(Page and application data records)
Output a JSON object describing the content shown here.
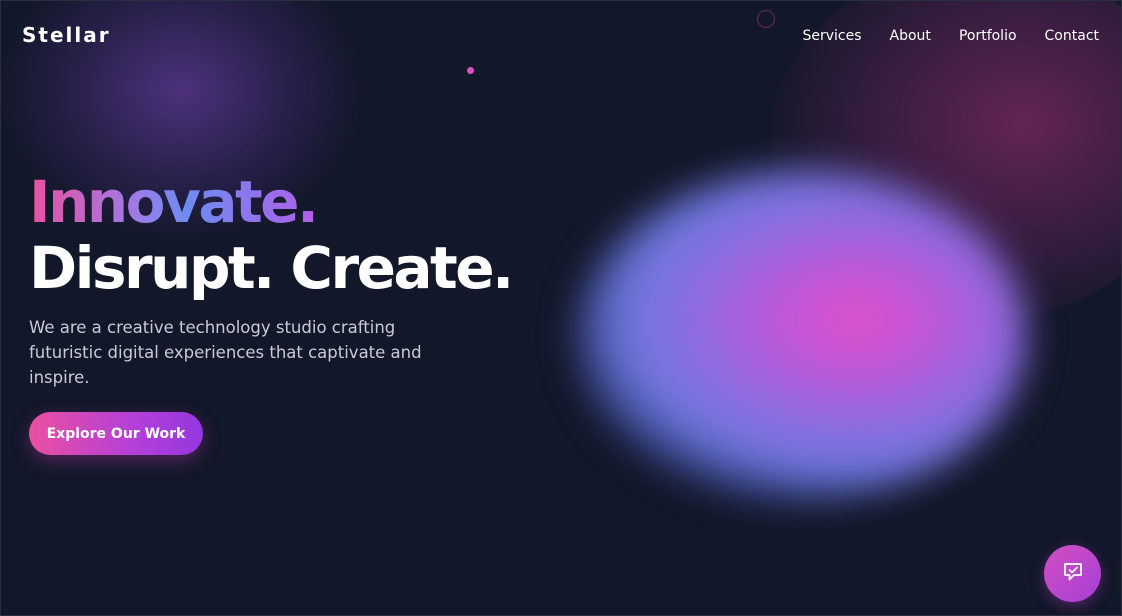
{
  "brand": {
    "name": "Stellar"
  },
  "nav": {
    "items": [
      {
        "label": "Services"
      },
      {
        "label": "About"
      },
      {
        "label": "Portfolio"
      },
      {
        "label": "Contact"
      }
    ]
  },
  "hero": {
    "headline_line1": "Innovate.",
    "headline_line2": "Disrupt. Create.",
    "subtitle": "We are a creative technology studio crafting futuristic digital experiences that captivate and inspire.",
    "cta_label": "Explore Our Work"
  },
  "chat": {
    "icon": "chat-bubble-icon"
  },
  "colors": {
    "background": "#121729",
    "accent_pink": "#ea4fa0",
    "accent_purple": "#9437e0",
    "accent_blue": "#6d8cf0"
  }
}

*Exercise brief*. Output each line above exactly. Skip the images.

*Finished exercise*.
Output a JSON object describing the content shown here.
{
  "brand": {
    "name": "Stellar"
  },
  "nav": {
    "items": [
      {
        "label": "Services"
      },
      {
        "label": "About"
      },
      {
        "label": "Portfolio"
      },
      {
        "label": "Contact"
      }
    ]
  },
  "hero": {
    "headline_line1": "Innovate.",
    "headline_line2": "Disrupt. Create.",
    "subtitle": "We are a creative technology studio crafting futuristic digital experiences that captivate and inspire.",
    "cta_label": "Explore Our Work"
  },
  "chat": {
    "icon": "chat-bubble-icon"
  },
  "colors": {
    "background": "#121729",
    "accent_pink": "#ea4fa0",
    "accent_purple": "#9437e0",
    "accent_blue": "#6d8cf0"
  }
}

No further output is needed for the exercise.